Competing in a candidate-driven market


By Rachel Empson

With vacancies still escalating across most industries, according to the ONS UK Labour Market Overview (October 2021), we’re operating in a candidate-driven market. This is exacerbating the demand for scarce skills talent, as well as making even more mainstream roles difficult to recruit for.

Particularly given the added challenge of increasing salaries.

UK companies, from retailers to construction firms, are struggling to fill gaps in their workforce after Brexit cut immigration from the EU and the pandemic prompted workers to seek more secure jobs. Starting salaries in the UK surged at the fastest pace in at least 24 years in July 2021 as employers try desperately to attract their share of a shrinking pool of candidates (Bloomberg, KPMG, REC, IHS Markit). And competition for experienced professionals has led to higher salary packages and the provision of more flexible working conditions, eroding USP’s in this area.

So as an employer, it’s not just about finding the talent you need, but standing out against your competition to engage your potential candidates and meet your hiring demand.

How to find them

At SMRS, we work with a number of research sources and tools to find the hard to find – geographically and down to individual organisations. Whether it’s by job titles or specific skills, we can pinpoint where to find the right people. That could be within a radius of a specific location, by region or we can look at areas of high penetration of potential talent across the UK as a whole and beyond. Establishing areas of opportunity to target geographically.

How to stand out

Hygiene factors, such as salaries and benefits, are undoubtedly important to us all. But where do they rank? The pandemic has prompted many of us to re-evaluate what’s important, both personally and from our work. As employers trying to attract to scarce skills roles, or simply ‘hard to recruit for’ roles, we need to understand the varied motivations of our audiences. And we need to treat them as people, not ‘workers’.

How can you do this?

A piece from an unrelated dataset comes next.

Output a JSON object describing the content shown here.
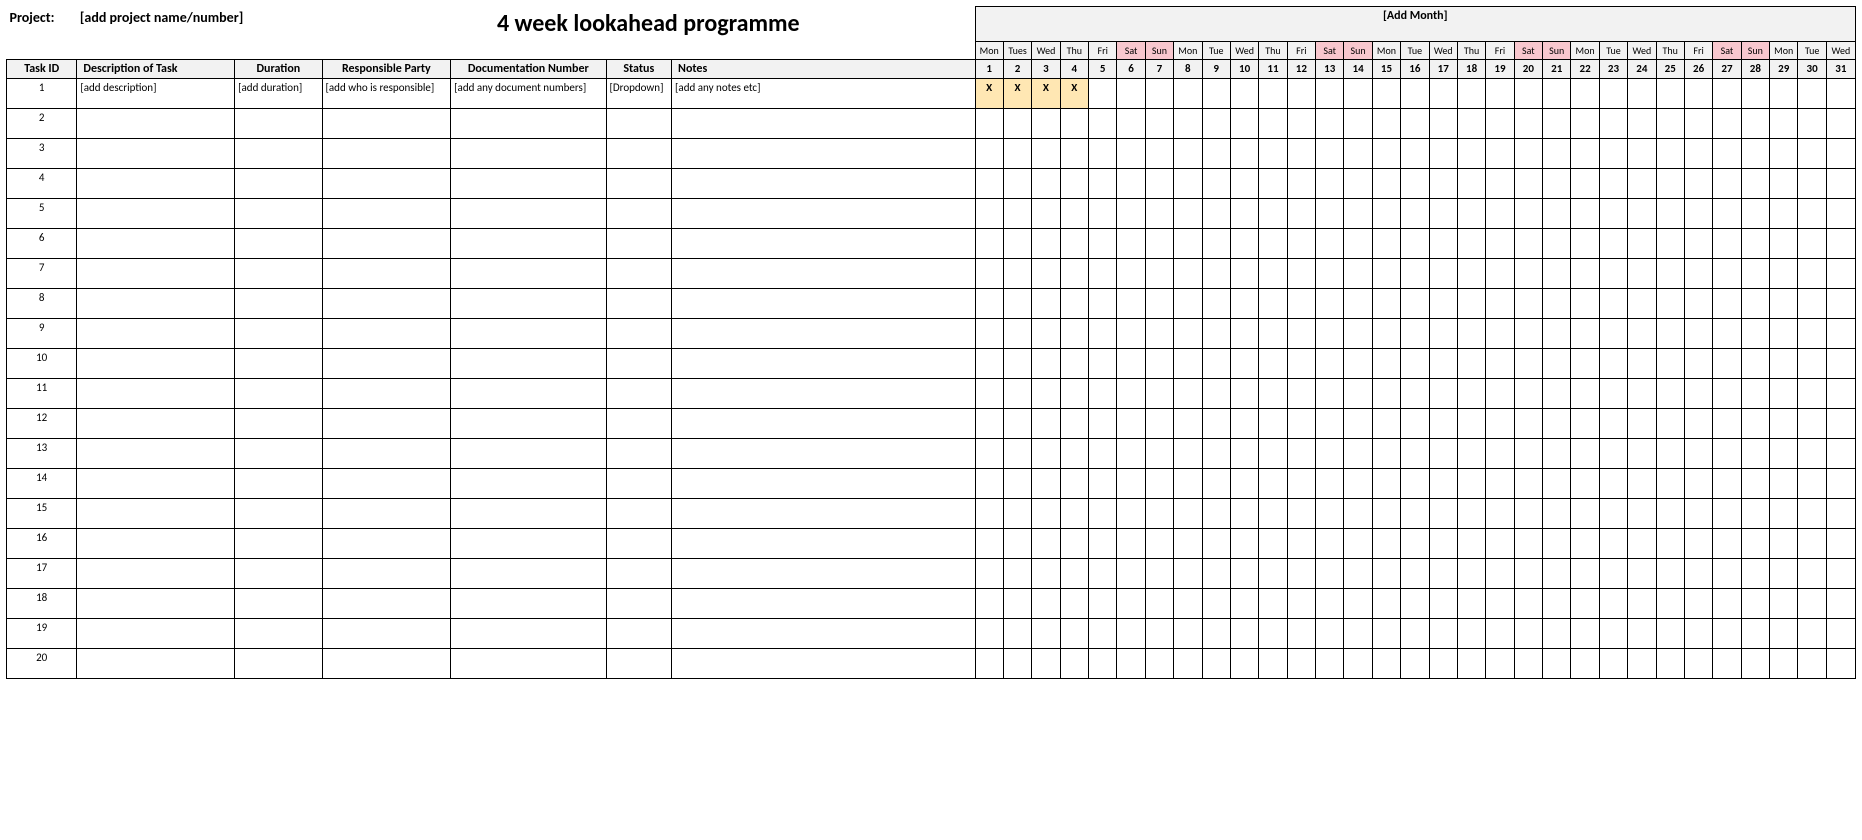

  • By clarifying, communicating and living your values. Candidates look for employers whose values align to their own. And ensure that employees’ wellbeing is central.
  • Be transparent about job duties, benefits and salary.
  • Expand your candidate pool by broadening the channels you use to reach them, and by considering people from non-traditional backgrounds. Hire for skills and for what that individual can become.
  • Maintain a robust hiring process but make it as efficient as possible, so you don’t lose great candidates simply as a result of time.
  • Most importantly, speak to your prospective candidates as ‘people’ and individuals. Take the time to find out what motivates them in their work and what constitutes their view of an ideal workplace – directly through interviews and focus groups, and also via surveys for more quantitative feedback. Uncover what they’re looking for in the next stage of their career, so that when you speak to them, you appeal directly to their needs and wants.

With this in mind, we’re currently working with clients to attract Software Developers to tackle work that improves daily lives in the UK and far beyond, to attract Physicists to work with some of the best facilities and brightest scientists in the world and to attract Engineers to shape the world of tomorrow as well as their career. We’re showing them the impact they can make that stretches beyond the organisation and making it impossible for them not to jump at the opportunity.